▸ Try it
The string "duration" appears in some lines of the entries that follow; copy each such line.

Records from a data collection
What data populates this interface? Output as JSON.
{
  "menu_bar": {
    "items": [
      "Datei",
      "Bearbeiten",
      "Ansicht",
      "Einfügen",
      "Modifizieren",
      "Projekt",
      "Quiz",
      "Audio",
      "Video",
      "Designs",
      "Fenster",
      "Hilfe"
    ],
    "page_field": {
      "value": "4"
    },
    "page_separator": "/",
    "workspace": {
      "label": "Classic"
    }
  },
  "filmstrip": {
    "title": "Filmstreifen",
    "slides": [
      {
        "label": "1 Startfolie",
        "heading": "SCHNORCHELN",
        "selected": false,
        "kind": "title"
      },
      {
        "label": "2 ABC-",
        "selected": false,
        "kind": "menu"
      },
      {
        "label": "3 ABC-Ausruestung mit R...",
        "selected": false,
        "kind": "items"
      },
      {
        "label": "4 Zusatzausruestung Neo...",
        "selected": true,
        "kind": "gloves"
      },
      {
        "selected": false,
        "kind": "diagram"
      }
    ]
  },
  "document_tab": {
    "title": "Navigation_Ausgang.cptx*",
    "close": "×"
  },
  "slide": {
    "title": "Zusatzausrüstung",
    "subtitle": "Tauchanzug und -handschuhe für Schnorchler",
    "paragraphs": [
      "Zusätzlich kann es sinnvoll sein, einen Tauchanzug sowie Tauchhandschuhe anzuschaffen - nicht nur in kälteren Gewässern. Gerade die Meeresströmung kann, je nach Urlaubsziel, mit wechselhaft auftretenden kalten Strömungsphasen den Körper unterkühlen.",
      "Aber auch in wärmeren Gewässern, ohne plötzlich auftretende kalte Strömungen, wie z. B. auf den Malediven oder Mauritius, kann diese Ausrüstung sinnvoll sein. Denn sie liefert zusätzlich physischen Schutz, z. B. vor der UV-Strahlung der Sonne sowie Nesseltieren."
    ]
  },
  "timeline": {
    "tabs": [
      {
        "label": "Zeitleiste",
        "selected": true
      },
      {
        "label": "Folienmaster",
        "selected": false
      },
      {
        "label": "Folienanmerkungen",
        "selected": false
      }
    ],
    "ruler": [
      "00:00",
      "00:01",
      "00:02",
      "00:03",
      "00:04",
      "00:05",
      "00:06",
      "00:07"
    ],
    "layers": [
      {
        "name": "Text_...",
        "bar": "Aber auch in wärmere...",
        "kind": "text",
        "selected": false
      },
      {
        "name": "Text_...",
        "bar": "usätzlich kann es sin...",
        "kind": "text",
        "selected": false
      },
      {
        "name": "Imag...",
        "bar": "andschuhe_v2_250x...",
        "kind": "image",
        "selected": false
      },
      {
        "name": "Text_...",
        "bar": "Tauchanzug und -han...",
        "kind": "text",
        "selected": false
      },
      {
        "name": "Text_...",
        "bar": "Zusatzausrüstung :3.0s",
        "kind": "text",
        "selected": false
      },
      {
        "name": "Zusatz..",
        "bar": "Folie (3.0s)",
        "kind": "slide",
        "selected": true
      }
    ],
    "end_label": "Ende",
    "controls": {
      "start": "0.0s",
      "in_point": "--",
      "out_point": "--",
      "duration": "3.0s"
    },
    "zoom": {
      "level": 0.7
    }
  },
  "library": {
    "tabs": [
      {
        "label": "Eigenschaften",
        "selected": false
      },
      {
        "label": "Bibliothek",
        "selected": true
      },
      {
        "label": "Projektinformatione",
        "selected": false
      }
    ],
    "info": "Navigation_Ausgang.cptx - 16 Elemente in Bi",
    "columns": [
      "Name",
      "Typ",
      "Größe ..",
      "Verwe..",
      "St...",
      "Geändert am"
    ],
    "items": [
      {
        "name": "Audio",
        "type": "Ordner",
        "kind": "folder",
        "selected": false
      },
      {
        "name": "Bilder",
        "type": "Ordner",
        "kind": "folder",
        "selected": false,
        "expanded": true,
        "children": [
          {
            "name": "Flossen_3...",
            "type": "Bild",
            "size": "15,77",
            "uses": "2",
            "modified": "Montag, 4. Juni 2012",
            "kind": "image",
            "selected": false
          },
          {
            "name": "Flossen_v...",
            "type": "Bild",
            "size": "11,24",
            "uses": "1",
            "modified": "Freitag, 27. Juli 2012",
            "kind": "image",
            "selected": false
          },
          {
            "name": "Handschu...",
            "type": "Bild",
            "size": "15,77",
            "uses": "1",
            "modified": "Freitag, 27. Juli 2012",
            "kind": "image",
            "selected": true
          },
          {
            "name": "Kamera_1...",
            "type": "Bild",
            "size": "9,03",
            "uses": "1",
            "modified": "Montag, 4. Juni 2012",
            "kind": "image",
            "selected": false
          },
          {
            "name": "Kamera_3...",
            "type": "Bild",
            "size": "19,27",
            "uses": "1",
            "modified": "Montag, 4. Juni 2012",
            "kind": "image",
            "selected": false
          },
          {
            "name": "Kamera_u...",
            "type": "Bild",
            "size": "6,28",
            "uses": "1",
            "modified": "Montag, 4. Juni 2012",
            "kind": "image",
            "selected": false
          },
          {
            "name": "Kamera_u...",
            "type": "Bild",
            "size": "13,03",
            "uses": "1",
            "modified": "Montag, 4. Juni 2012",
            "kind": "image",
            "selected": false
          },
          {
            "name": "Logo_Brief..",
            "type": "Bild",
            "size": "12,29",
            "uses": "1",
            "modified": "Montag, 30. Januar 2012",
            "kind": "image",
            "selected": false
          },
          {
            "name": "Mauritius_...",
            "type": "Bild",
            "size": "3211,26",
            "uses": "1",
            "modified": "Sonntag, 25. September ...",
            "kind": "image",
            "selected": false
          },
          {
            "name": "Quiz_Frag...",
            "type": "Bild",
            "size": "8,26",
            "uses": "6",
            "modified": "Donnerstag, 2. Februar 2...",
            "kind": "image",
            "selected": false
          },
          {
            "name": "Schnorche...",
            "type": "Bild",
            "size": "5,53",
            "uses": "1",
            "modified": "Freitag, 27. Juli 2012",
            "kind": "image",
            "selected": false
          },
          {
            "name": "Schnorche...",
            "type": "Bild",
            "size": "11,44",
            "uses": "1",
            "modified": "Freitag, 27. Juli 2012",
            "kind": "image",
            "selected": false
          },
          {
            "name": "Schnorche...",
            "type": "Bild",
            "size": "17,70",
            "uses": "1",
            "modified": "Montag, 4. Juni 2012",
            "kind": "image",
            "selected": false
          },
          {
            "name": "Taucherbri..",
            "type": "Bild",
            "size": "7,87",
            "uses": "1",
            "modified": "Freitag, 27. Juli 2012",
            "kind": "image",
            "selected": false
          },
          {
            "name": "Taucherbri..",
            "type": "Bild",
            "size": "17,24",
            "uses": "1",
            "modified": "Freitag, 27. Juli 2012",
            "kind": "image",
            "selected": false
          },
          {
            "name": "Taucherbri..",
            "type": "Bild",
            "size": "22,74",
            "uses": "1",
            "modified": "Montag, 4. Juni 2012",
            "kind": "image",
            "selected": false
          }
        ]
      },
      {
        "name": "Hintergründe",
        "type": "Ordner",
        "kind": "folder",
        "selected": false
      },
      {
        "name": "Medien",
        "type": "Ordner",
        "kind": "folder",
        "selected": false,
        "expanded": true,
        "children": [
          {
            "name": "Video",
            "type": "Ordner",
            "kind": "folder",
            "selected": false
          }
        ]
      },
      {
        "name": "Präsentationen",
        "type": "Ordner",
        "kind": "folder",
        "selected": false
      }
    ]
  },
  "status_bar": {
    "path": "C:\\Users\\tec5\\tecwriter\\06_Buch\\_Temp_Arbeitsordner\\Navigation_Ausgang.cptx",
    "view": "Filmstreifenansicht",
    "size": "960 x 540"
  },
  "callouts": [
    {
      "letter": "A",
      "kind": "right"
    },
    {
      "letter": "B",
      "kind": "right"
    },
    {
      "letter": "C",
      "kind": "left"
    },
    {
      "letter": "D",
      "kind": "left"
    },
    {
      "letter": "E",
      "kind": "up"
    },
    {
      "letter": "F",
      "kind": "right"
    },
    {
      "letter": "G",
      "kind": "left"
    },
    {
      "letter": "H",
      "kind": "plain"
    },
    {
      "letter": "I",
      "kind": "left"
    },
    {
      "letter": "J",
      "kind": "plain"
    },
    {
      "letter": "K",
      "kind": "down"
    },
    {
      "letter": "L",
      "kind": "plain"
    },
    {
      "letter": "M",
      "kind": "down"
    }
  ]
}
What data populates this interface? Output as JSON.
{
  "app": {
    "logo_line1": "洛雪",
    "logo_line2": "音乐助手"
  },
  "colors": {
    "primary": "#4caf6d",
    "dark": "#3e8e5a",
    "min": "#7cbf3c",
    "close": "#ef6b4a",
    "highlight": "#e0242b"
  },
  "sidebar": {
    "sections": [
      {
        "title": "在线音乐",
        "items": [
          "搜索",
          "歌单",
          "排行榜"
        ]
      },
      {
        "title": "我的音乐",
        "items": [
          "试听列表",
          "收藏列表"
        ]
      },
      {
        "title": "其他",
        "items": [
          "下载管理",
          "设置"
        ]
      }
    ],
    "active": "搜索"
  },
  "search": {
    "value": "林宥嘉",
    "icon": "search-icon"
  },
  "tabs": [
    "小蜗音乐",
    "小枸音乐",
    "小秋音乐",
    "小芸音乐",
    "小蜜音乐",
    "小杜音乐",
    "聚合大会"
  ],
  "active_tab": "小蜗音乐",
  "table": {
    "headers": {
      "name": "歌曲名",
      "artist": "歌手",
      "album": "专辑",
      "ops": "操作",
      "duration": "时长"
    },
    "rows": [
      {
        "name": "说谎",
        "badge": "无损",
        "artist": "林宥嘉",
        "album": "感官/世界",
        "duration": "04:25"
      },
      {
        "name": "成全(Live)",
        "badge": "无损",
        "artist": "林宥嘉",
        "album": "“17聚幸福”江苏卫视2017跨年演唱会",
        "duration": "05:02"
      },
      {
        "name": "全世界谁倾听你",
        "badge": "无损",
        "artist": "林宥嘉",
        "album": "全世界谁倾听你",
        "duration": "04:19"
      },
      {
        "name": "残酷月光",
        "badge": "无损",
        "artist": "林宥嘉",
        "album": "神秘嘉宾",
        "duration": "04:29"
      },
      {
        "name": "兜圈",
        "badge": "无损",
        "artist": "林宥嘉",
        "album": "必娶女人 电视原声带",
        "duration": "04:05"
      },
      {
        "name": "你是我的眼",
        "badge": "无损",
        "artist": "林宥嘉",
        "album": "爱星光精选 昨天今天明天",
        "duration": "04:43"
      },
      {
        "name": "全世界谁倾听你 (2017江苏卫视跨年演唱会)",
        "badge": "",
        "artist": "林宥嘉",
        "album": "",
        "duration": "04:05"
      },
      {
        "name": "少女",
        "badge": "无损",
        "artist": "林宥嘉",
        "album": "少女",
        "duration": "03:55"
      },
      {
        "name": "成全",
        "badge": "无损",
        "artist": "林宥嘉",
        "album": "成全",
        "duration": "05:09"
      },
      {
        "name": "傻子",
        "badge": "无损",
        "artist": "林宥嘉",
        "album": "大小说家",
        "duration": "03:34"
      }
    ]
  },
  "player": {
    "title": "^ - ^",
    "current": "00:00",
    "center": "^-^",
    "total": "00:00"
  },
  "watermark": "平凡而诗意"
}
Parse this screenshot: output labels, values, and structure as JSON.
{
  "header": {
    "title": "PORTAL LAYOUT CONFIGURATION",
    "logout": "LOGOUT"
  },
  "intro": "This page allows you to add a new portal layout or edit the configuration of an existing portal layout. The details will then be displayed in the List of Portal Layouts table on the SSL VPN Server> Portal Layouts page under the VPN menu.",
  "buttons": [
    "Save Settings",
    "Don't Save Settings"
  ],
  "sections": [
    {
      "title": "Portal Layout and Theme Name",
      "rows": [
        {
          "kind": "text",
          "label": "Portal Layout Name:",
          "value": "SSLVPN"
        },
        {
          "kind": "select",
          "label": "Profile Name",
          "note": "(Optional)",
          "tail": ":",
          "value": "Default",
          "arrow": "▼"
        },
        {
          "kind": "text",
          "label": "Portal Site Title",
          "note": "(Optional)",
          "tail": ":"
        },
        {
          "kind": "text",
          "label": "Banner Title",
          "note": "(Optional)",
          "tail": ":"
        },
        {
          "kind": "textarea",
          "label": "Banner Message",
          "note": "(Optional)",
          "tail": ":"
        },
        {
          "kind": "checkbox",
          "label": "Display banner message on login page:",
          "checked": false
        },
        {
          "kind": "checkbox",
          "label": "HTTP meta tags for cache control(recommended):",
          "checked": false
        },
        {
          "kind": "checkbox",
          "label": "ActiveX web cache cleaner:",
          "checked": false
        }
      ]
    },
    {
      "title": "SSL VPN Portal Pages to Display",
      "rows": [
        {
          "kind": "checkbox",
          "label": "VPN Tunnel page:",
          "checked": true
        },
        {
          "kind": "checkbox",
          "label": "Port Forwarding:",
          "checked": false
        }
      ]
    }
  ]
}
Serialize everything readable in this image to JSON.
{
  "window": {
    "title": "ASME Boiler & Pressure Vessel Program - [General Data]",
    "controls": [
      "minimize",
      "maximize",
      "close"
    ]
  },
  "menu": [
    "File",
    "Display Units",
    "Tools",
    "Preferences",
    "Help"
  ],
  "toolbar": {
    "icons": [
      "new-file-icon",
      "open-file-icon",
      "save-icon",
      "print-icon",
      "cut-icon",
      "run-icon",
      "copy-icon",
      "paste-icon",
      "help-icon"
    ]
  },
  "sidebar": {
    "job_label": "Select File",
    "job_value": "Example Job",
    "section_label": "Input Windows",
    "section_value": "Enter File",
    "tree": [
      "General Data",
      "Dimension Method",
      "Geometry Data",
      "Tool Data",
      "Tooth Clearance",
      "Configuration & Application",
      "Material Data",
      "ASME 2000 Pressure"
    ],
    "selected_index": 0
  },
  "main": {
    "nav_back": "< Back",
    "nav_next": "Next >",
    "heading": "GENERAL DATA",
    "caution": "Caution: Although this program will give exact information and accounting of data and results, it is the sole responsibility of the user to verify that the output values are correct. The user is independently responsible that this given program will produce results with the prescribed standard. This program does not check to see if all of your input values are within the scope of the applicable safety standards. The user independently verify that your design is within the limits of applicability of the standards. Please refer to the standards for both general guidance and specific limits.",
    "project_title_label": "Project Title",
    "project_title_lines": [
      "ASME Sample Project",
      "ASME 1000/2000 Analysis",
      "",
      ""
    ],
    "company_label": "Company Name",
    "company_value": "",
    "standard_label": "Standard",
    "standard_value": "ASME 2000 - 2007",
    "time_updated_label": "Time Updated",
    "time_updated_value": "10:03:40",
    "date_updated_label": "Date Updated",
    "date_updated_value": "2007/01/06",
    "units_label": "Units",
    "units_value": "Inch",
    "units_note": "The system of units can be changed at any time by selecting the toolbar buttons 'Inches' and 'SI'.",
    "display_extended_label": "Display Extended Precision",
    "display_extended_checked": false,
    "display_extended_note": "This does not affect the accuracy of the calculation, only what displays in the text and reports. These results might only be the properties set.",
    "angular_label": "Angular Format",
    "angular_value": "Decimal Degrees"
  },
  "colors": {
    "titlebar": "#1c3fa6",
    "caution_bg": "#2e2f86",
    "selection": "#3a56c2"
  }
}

▸ Written answer
      "duration": "3.0s"
      "duration": "时长"
        "duration": "04:25"
        "duration": "05:02"
        "duration": "04:19"
        "duration": "04:29"
        "duration": "04:05"
        "duration": "04:43"
        "duration": "04:05"
        "duration": "03:55"
        "duration": "05:09"
        "duration": "03:34"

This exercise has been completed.